### EXERCISE AIM
The full set of records must be printed exactly as given.

### DATA TO EXAMINE
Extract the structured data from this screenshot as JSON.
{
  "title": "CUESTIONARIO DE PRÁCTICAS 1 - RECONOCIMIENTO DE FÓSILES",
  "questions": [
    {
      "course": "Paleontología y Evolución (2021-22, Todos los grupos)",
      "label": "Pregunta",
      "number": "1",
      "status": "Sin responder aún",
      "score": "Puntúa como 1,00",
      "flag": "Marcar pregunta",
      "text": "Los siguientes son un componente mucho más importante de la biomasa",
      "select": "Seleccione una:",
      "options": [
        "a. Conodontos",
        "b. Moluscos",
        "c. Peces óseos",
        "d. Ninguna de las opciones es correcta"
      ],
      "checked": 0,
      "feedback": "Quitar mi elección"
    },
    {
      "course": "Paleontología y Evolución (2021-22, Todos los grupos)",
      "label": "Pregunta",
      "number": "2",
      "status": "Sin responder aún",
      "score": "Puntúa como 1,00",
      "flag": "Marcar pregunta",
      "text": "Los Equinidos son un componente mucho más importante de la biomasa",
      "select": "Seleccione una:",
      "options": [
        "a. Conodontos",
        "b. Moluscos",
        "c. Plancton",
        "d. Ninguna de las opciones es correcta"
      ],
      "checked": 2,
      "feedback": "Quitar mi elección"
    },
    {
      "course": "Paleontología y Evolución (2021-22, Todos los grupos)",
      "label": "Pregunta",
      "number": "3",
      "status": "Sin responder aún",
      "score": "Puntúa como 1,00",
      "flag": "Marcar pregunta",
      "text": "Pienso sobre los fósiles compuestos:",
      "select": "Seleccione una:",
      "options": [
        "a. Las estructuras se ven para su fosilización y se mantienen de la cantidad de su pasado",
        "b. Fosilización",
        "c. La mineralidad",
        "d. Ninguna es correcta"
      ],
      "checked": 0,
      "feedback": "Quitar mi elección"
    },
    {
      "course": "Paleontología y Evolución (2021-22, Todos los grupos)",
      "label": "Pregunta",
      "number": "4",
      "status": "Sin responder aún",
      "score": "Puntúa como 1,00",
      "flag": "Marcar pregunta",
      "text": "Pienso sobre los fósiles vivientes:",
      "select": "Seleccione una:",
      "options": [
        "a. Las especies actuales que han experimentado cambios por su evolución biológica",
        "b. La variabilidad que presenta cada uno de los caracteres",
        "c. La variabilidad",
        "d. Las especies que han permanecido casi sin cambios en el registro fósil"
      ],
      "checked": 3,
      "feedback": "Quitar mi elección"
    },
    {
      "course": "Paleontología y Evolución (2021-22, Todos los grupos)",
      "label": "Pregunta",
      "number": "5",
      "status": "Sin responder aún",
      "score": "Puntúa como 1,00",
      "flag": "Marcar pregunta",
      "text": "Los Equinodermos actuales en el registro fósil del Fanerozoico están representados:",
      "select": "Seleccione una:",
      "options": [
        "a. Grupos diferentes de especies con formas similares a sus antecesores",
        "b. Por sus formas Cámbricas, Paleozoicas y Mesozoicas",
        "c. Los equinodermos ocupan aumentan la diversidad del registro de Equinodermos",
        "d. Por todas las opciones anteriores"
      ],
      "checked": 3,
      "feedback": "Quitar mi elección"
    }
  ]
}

### RESPONSE
Extract the structured data from this screenshot as JSON.
{
  "title": "CUESTIONARIO DE PRÁCTICAS 1 - RECONOCIMIENTO DE FÓSILES",
  "questions": [
    {
      "course": "Paleontología y Evolución (2021-22, Todos los grupos)",
      "label": "Pregunta",
      "number": "1",
      "status": "Sin responder aún",
      "score": "Puntúa como 1,00",
      "flag": "Marcar pregunta",
      "text": "Los siguientes son un componente mucho más importante de la biomasa",
      "select": "Seleccione una:",
      "options": [
        "a. Conodontos",
        "b. Moluscos",
        "c. Peces óseos",
        "d. Ninguna de las opciones es correcta"
      ],
      "checked": 0,
      "feedback": "Quitar mi elección"
    },
    {
      "course": "Paleontología y Evolución (2021-22, Todos los grupos)",
      "label": "Pregunta",
      "number": "2",
      "status": "Sin responder aún",
      "score": "Puntúa como 1,00",
      "flag": "Marcar pregunta",
      "text": "Los Equinidos son un componente mucho más importante de la biomasa",
      "select": "Seleccione una:",
      "options": [
        "a. Conodontos",
        "b. Moluscos",
        "c. Plancton",
        "d. Ninguna de las opciones es correcta"
      ],
      "checked": 2,
      "feedback": "Quitar mi elección"
    },
    {
      "course": "Paleontología y Evolución (2021-22, Todos los grupos)",
      "label": "Pregunta",
      "number": "3",
      "status": "Sin responder aún",
      "score": "Puntúa como 1,00",
      "flag": "Marcar pregunta",
      "text": "Pienso sobre los fósiles compuestos:",
      "select": "Seleccione una:",
      "options": [
        "a. Las estructuras se ven para su fosilización y se mantienen de la cantidad de su pasado",
        "b. Fosilización",
        "c. La mineralidad",
        "d. Ninguna es correcta"
      ],
      "checked": 0,
      "feedback": "Quitar mi elección"
    },
    {
      "course": "Paleontología y Evolución (2021-22, Todos los grupos)",
      "label": "Pregunta",
      "number": "4",
      "status": "Sin responder aún",
      "score": "Puntúa como 1,00",
      "flag": "Marcar pregunta",
      "text": "Pienso sobre los fósiles vivientes:",
      "select": "Seleccione una:",
      "options": [
        "a. Las especies actuales que han experimentado cambios por su evolución biológica",
        "b. La variabilidad que presenta cada uno de los caracteres",
        "c. La variabilidad",
        "d. Las especies que han permanecido casi sin cambios en el registro fósil"
      ],
      "checked": 3,
      "feedback": "Quitar mi elección"
    },
    {
      "course": "Paleontología y Evolución (2021-22, Todos los grupos)",
      "label": "Pregunta",
      "number": "5",
      "status": "Sin responder aún",
      "score": "Puntúa como 1,00",
      "flag": "Marcar pregunta",
      "text": "Los Equinodermos actuales en el registro fósil del Fanerozoico están representados:",
      "select": "Seleccione una:",
      "options": [
        "a. Grupos diferentes de especies con formas similares a sus antecesores",
        "b. Por sus formas Cámbricas, Paleozoicas y Mesozoicas",
        "c. Los equinodermos ocupan aumentan la diversidad del registro de Equinodermos",
        "d. Por todas las opciones anteriores"
      ],
      "checked": 3,
      "feedback": "Quitar mi elección"
    }
  ]
}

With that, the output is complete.